Love lies and the science of online dating
There’s a debate we have in the newsroom – if not daily, then pretty close to it. (Hint, that happened yesterday afternoon.)It’s news, yes. But the memos have been leaked so much that there just isn't anything very interesting to say. So sometimes, we do the best we can in the time we have. Let’s say the former head of the Federal Bureau of Investigation releases memos detailing his recollections of conversations with the president.“Where certain people have a whole lot of power and others have next to none,” says one author of a book on the subject, “that’s when you start to see problems.” Basyle “Boz” Tchividjian has devoted most of his career to an emotionally and spiritually wrenching task.

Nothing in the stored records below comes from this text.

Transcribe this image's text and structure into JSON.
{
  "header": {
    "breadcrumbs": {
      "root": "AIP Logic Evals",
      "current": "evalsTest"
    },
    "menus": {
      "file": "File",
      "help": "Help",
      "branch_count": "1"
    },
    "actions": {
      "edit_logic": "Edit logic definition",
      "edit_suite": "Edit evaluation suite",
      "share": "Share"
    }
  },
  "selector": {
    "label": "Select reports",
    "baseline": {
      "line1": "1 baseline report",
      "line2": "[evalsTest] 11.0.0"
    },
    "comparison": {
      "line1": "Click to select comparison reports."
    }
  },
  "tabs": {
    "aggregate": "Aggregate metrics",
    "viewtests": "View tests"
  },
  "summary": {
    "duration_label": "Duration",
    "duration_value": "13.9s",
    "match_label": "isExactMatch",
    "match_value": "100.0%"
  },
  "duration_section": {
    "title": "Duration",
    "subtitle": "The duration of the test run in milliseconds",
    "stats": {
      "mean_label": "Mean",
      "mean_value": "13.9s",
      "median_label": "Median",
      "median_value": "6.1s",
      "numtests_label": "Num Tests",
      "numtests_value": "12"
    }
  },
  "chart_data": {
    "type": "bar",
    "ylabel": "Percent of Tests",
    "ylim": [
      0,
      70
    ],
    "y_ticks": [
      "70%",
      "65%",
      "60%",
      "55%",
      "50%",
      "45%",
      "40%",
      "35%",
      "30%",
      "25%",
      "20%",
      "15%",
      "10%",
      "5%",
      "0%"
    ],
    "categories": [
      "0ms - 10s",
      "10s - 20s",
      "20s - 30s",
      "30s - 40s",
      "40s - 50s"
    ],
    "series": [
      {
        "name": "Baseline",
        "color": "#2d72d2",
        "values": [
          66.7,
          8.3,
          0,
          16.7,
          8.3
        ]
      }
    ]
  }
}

Pastor Hybels called such accusations, which had previously led to an internal church investigation, “flat-out lies.”A well-known Alabama evangelist and author, Acton Bowen, was arrested last week after being charged with child sex abuse.Last month, the president of the Southern Baptist Convention Executive Committee, Frank Page, resigned after admitting to a “a morally inappropriate relationship.” Earlier this year, too, the Memphis megachurch pastor Andy Savage admitted he had engaged in a “sexual incident” with an underage teen in 1998, after the woman shared her #Church Too story online.His congregation gave him a standing ovation after his public confession, but last month he resigned.“No one is surprised at any of this,” says Bauman, who last year helped to organize a corollary of the #Church Too movement called #Silence Is Not Spiritual.“We hope and wish and pray and, technically, we even believe that the church should have a whole different standard to measure up to,” she says.Allegations against a few prominent pastors, along with the rise of a #Church Too hashtag, point to simmering concern. Tchividjian and others suggest the problem is much deeper than has yet been acknowledged.The values of forgiveness and redemption are essential and powerful agents in Christian life, but in cases of abuse they can often be turned into protection for the powerful, covering behaviors that prey on women and children sexually, these experts say.